- _WHAT IS EXPECTED_: Find the word "Your" in the data below and copy each line that holds it.

- _Dataset rows describing interfaces_:
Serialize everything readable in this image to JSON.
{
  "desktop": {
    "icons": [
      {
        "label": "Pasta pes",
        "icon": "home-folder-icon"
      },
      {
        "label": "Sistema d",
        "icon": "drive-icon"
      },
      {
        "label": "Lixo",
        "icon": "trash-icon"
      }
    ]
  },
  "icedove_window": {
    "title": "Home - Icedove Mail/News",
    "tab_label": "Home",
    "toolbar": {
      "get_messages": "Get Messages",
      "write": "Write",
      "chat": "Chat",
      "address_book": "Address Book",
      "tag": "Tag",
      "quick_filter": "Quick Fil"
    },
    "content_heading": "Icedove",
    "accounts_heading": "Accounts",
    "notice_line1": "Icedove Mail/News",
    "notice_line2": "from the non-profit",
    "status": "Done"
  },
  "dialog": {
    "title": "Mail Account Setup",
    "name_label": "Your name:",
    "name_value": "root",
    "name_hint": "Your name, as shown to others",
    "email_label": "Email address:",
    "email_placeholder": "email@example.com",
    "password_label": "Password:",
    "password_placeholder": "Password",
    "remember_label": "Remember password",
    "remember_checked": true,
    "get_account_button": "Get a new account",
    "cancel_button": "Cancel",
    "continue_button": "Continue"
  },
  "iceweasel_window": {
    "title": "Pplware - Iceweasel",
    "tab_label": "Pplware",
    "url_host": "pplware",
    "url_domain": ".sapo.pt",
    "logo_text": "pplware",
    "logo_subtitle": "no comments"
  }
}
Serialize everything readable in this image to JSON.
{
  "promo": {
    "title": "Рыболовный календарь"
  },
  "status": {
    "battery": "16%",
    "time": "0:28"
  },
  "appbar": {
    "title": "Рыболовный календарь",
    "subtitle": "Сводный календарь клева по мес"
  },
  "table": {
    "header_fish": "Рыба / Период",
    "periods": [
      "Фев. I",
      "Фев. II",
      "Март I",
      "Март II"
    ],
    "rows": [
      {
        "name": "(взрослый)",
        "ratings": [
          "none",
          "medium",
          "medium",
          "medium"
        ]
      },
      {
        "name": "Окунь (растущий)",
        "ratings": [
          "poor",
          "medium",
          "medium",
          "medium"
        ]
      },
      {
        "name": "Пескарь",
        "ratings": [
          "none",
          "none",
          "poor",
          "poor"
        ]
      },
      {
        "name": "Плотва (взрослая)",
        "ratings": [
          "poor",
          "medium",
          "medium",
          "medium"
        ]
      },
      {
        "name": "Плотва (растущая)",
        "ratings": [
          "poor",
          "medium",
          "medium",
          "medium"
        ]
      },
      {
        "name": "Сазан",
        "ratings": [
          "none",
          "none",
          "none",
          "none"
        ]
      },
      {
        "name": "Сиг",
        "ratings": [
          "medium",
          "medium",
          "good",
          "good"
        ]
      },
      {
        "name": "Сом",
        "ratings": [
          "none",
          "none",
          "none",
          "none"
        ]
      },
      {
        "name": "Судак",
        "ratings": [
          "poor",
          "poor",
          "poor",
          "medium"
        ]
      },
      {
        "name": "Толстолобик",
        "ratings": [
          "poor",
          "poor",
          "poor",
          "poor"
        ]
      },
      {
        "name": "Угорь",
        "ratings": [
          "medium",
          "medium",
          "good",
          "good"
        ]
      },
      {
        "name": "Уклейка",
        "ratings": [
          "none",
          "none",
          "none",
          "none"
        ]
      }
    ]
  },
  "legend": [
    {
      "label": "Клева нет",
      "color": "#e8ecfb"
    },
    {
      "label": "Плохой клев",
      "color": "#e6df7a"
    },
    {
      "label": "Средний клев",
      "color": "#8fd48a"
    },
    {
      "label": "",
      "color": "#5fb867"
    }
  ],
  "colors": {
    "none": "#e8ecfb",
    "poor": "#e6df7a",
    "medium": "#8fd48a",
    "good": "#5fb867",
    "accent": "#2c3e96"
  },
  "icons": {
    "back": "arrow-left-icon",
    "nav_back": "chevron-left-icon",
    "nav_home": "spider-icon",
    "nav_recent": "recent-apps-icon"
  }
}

- _ANSWER SPACE_:
    "name_label": "Your name:",
    "name_hint": "Your name, as shown to others",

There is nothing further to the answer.